By Maureen Monfore, www.ChildwiseChat.com
The holidays are upon us! How will your children handle the holiday?
In many homes, Christmas becomes all about the gifts: shopping, wrapping, and receiving. And for children especially, who aren’t necessarily involved in the shopping, Christmas is an indulgent time that’s all about receiving. I’ve seen many a child who opens a gift and tosses it aside to open the next one.
Christmas is a fun time with children, but it also makes parents cringe when they think of how her children might react to their various gifts. Will he say “thank you” for every gift? Will he even acknowledge the giver? Will he stop to express sincere gratitude before moving on to the next gift? Will he say something special like, “I’ve always wanted this.”
Don’t leave this to chance. Don’t teach gratitude in the moment. Plan ahead and start teaching the value of giving and receiving now.
Every year, I like to take the time to assess my kids and how they might behave at Christmas. I want to make sure they will give and receive at Christmas with grace and gratitude. My children are 8 and 5 now, so they should be old enough to understand the value of giving and receiving, but I’m not going to leave it to chance. In fact, as children get older, they tend to get a little greedier.
When my boys were little, they would open one present and go off to play with it. The adults would encourage the child to open the next gift, since the idea is that we all sit around and open gifts at the same time. Honestly, though, I’d prefer that they open one gift at a time. It can help mitigate that greediness.
So over the years, my kids have learned that opening gifts is part of our Christmas tradition. And they know enough to expect several gifts. They are also involved in the process of creating a Christmas list. While everyone likes to know what my children like, I’m beginning to think that the Christmas list isn’t such a good idea. It sets the expectation that they can request their gifts and that they will receive everything on their lists. Last year, I cringed when William said something like, “I didn’t want this.” It was an innocent comment; he just thought he was only getting what was on his list, and the gift wasn’t something he put on his list. Sadly, I had to teach him in the moment, in front of the giver.
It’s moments like that that have taught me that I need to train my children in how to behave at Christmas. I need to shape their attitudes.
So how do I do this?
First of all, have a dialogue about the reason for the holiday. We discuss what will happen and why we give and receive gifts. We explain how other family members will feel when they give my kids gifts.
Then, we do a little role-playing. It’s a good idea to sit around on the floor, opening imaginary presents. I like to play the bad kid, and show them what it’s like to say insensitive things after they give me a gift. Then we’ll try again, and I’ll be the good kid. Make the experience fun to make it memorable.

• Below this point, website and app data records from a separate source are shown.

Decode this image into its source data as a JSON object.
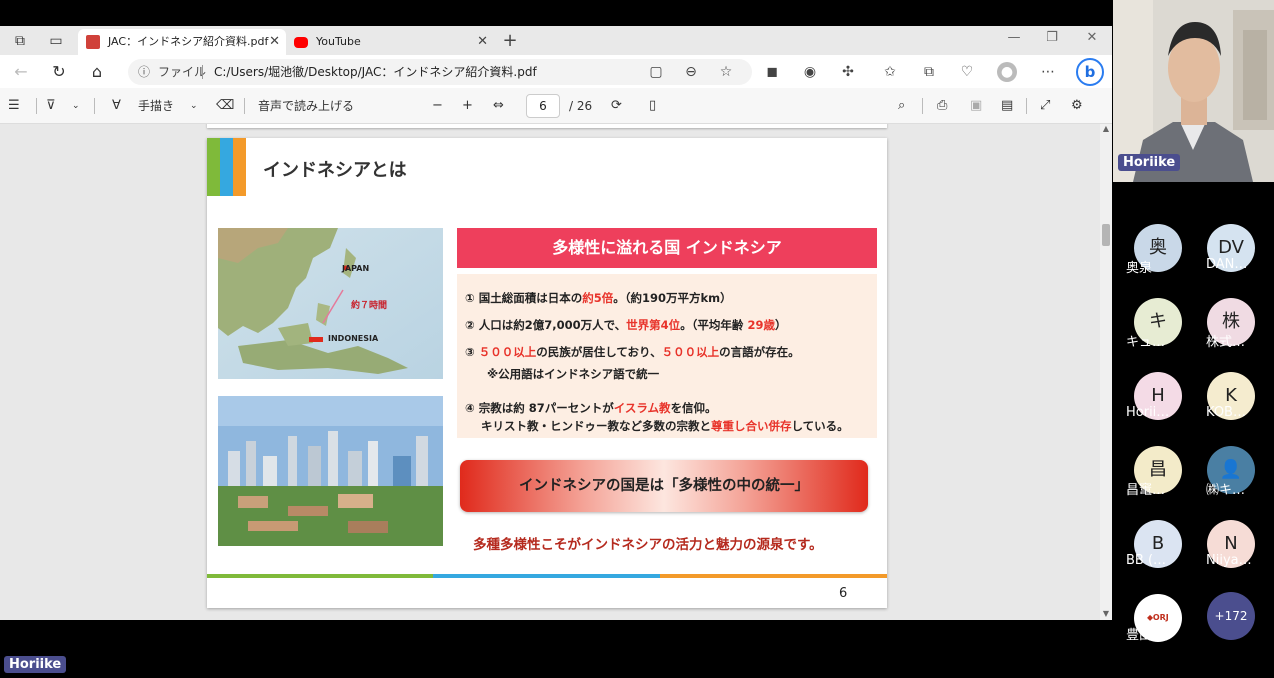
{
  "browser": {
    "tabs": [
      {
        "label": "JAC：インドネシア紹介資料.pdf",
        "icon": "pdf-icon",
        "active": true
      },
      {
        "label": "YouTube",
        "icon": "youtube-icon",
        "active": false
      }
    ],
    "address": {
      "info_label": "ファイル",
      "url": "C:/Users/堀池徹/Desktop/JAC：インドネシア紹介資料.pdf"
    },
    "bing_label": "b"
  },
  "pdf_toolbar": {
    "draw_label": "手描き",
    "read_aloud_label": "音声で読み上げる",
    "current_page": "6",
    "total_pages": "/ 26"
  },
  "slide": {
    "title": "インドネシアとは",
    "map_labels": {
      "japan": "JAPAN",
      "hours": "約７時間",
      "indonesia": "INDONESIA"
    },
    "banner": "多様性に溢れる国 インドネシア",
    "points": [
      {
        "parts": [
          "① 国土総面積は日本の",
          "約5倍",
          "。（約190万平方km）"
        ]
      },
      {
        "parts": [
          "② 人口は約2億7,000万人で、",
          "世界第4位",
          "。（平均年齢 ",
          "29歳",
          "）"
        ]
      },
      {
        "parts": [
          "③ ",
          "５００以上",
          "の民族が居住しており、",
          "５００以上",
          "の言語が存在。"
        ]
      },
      {
        "parts": [
          "※公用語はインドネシア語で統一"
        ]
      },
      {
        "parts": [
          "④ 宗教は約 87パーセントが",
          "イスラム教",
          "を信仰。"
        ]
      },
      {
        "parts": [
          "キリスト教・ヒンドゥー教など多数の宗教と",
          "尊重し合い併存",
          "している。"
        ]
      }
    ],
    "motto": "インドネシアの国是は「多様性の中の統一」",
    "tagline": "多種多様性こそがインドネシアの活力と魅力の源泉です。",
    "page_number": "6"
  },
  "meeting": {
    "speaker_name": "Horiike",
    "self_name": "Horiike",
    "participants": [
      {
        "initial": "奥",
        "name": "奥泉",
        "color": "#c9d8e8"
      },
      {
        "initial": "DV",
        "name": "DAN…",
        "color": "#d5e3f0"
      },
      {
        "initial": "キ",
        "name": "キュ…",
        "color": "#e7ecd3"
      },
      {
        "initial": "株",
        "name": "株式…",
        "color": "#f0dbe3"
      },
      {
        "initial": "H",
        "name": "Horii…",
        "color": "#f4dbe6"
      },
      {
        "initial": "K",
        "name": "KOB…",
        "color": "#f5eccf"
      },
      {
        "initial": "昌",
        "name": "昌竃…",
        "color": "#f3ebc9"
      },
      {
        "initial": "",
        "name": "㈱キ…",
        "color": "#4a7fa3"
      },
      {
        "initial": "B",
        "name": "BB (…",
        "color": "#dbe4f2"
      },
      {
        "initial": "N",
        "name": "Niiya…",
        "color": "#f6dcd6"
      },
      {
        "initial": "",
        "name": "豊田…",
        "color": "#ffffff"
      }
    ],
    "more_count": "+172"
  },
  "colors": {
    "accent_green": "#7fba3a",
    "accent_blue": "#35a8e0",
    "accent_orange": "#f39a2a",
    "banner_red": "#ee3f5c",
    "chip": "#4b4e8e"
  }
}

I also make a point, in these last few days before Christmas, to remind them to say thank you at every turn. Whether I’m getting them a glass of water or making cookies with them, I have them say thank you. If I get any negative attitude about this, I stop to explain the reason for gratitude.
Then on Christmas morning, before opening gifts, explain again what it means to give and receive. Remind the child of the role-playing you did and give all indications that now is the time to display grace and gratitude.
One final thing to teach is the sign language sign for thank you. If you have done all your teaching and the child still forgets to say thank you after opening a gift, you can stand behind the receiver, call the child’s name, get his eye contact, and quietly do the sign. Your child then gets a cue to say thank you without you having to verbally remind him in front of the giver.
Maureen Monfore is the author of www.ChildwiseChat.com and the eBook, Live in Harmony with First-Time Obedience. A mother to two young boys, Maureen recognizes the value of obedience and heart training in our children. She relies on the teachings of Gary and Anne Marie Ezzo to show her the way. Her eBook is currently on sale for the holidays, for $7.99, which is 20% off the regular price.